According to the legend, the Burmese cats are descendants of cats that were worshiped in Burma (Myanmar) long ago. Nevertheless, their establishment as a breed started in 1930s with a female cat named Wong Mau.
The cat was transported from Burma to USA by Dr. Joseph Thompson for breeding purposes. As Dr. Thompson had only the female cat, he paired her with a Siamese cat named Tai Mau. As Tai Mau was a seal-point, only a few kittens were brown. Exactly these kittens were selected for further breeding work.
The Burmese were registered in CFA in 1936 but not for long as hybrid Burmese cats imported from Burma flooded USA ad CFA was forced to pull back the registration. Only in 1953, the Burmese were recognized as a breed once again.
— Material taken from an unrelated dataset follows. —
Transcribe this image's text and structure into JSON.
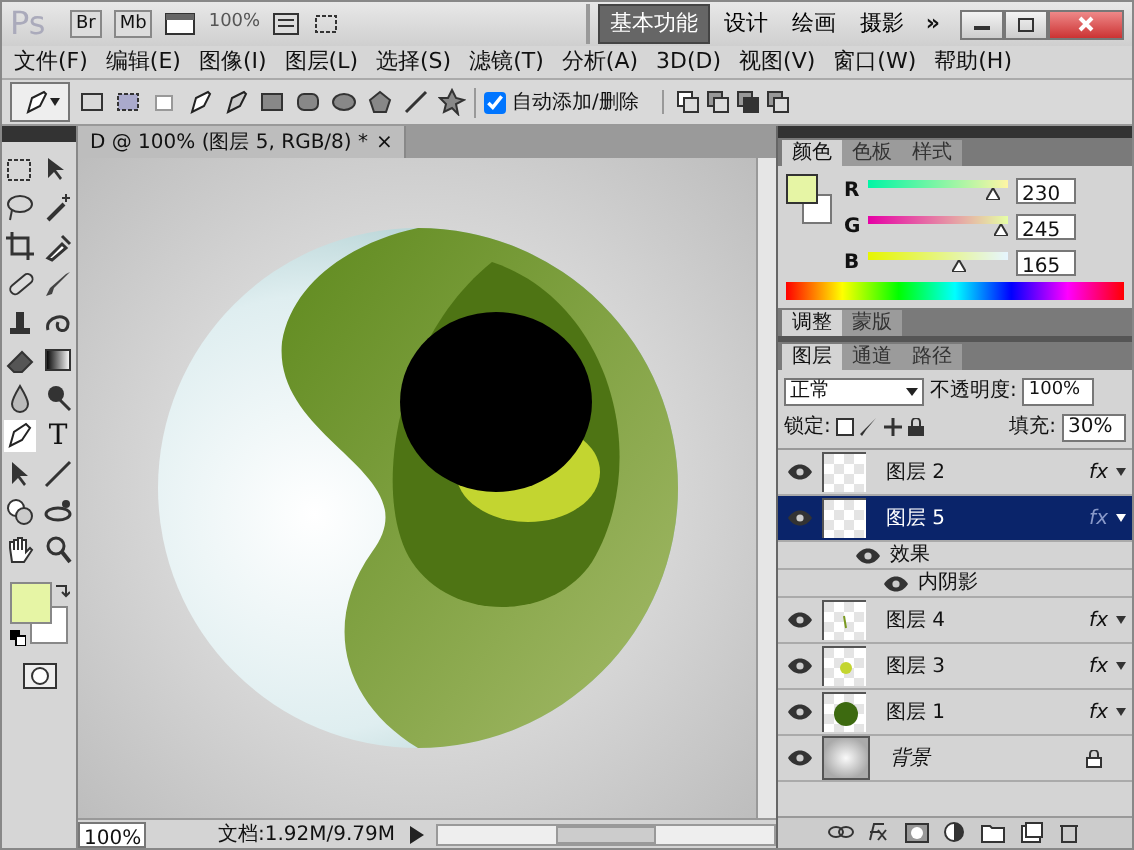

The Burmese are active, affectionate and intelligent cats. Female cats are more playful while males are calmer.
Burmese cats are pretty much talkative, they are not shy in vocalizing to humans. Some say that they behave like dogs and even can fetch a ball for you.
Moreover, these cats are true gourmet. So, make sure your Burmese isn't overeating.
There are two standards of the Burmese – European Burmese and American Burmese. The European Burmese are slim, have longer bodies, large ears, almond-shaped eyes and triangle-shaped heads. While the American Burmese have round eyes, shorter body and shorter muzzle.
All Burmese cats are solid only, it means that there are no Burmese cats with patterns. Cats or red colors might have pattern though, however, due to genetic peculiarities of the red color only.
The European and the American Burmese have differences in health. The European Burmese are predisposed to diabetes mellitus while the American Burmese not. There are also hereditary predispositions to such conditions as hypokalaemia and feline orofacial pain syndrome.
Generally, the Burmese cats have a lifespan of 10-17 years and as in case of any other cat, they require annual wellness exams and well-balanced diet.